[Data records for software interfaces]
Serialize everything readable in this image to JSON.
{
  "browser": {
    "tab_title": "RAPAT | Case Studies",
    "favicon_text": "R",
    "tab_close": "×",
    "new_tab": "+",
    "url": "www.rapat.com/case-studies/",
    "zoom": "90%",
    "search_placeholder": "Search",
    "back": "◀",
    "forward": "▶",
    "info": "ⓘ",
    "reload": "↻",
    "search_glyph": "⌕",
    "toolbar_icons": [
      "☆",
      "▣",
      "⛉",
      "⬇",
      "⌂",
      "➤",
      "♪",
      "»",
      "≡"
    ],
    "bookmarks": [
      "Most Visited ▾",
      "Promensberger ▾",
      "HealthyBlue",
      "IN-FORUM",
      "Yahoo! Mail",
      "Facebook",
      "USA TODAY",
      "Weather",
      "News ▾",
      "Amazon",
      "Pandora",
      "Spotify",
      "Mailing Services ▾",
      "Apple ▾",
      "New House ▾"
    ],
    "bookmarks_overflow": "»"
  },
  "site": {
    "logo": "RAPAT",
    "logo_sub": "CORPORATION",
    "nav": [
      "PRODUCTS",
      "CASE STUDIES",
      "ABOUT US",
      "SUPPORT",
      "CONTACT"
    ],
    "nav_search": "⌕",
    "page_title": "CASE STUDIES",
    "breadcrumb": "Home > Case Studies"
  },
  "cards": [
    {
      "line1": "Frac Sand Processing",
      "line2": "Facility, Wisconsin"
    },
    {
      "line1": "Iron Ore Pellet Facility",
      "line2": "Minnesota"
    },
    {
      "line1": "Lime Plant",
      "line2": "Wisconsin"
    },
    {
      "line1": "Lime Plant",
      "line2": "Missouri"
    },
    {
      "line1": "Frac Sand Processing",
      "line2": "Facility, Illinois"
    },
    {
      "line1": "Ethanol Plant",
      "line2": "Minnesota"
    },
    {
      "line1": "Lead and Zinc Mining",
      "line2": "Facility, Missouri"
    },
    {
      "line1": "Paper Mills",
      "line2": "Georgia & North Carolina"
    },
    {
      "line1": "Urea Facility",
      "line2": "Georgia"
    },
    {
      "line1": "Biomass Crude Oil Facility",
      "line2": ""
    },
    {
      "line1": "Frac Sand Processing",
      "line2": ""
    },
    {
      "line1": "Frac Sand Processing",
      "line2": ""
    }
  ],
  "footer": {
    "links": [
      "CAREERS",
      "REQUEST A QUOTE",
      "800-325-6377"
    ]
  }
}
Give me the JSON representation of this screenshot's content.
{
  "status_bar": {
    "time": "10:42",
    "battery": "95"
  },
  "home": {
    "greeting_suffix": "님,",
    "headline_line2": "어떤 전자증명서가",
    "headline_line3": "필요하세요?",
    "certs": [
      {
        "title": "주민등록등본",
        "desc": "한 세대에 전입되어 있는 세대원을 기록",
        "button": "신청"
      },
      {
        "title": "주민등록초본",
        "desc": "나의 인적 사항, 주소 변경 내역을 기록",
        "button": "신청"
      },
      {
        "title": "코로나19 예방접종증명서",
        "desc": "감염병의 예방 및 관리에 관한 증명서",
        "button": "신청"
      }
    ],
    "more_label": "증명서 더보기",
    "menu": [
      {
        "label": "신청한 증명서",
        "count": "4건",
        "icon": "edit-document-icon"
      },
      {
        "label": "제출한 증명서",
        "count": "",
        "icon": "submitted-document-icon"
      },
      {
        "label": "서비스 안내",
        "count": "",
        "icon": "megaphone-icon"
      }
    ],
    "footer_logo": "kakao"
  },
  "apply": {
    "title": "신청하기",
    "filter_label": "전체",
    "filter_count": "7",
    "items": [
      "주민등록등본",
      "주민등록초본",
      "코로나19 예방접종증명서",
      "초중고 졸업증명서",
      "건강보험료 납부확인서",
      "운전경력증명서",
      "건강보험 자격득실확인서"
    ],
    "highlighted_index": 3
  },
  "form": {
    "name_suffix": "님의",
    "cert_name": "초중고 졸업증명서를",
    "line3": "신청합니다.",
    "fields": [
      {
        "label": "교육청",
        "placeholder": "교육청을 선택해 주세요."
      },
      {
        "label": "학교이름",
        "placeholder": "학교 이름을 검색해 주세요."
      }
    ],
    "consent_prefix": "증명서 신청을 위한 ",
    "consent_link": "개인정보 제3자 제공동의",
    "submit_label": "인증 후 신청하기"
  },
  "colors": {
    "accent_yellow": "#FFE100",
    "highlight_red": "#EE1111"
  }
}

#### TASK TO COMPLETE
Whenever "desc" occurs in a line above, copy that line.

#### RESPONSE TO THIS EXERCISE
        "desc": "한 세대에 전입되어 있는 세대원을 기록",
        "desc": "나의 인적 사항, 주소 변경 내역을 기록",
        "desc": "감염병의 예방 및 관리에 관한 증명서",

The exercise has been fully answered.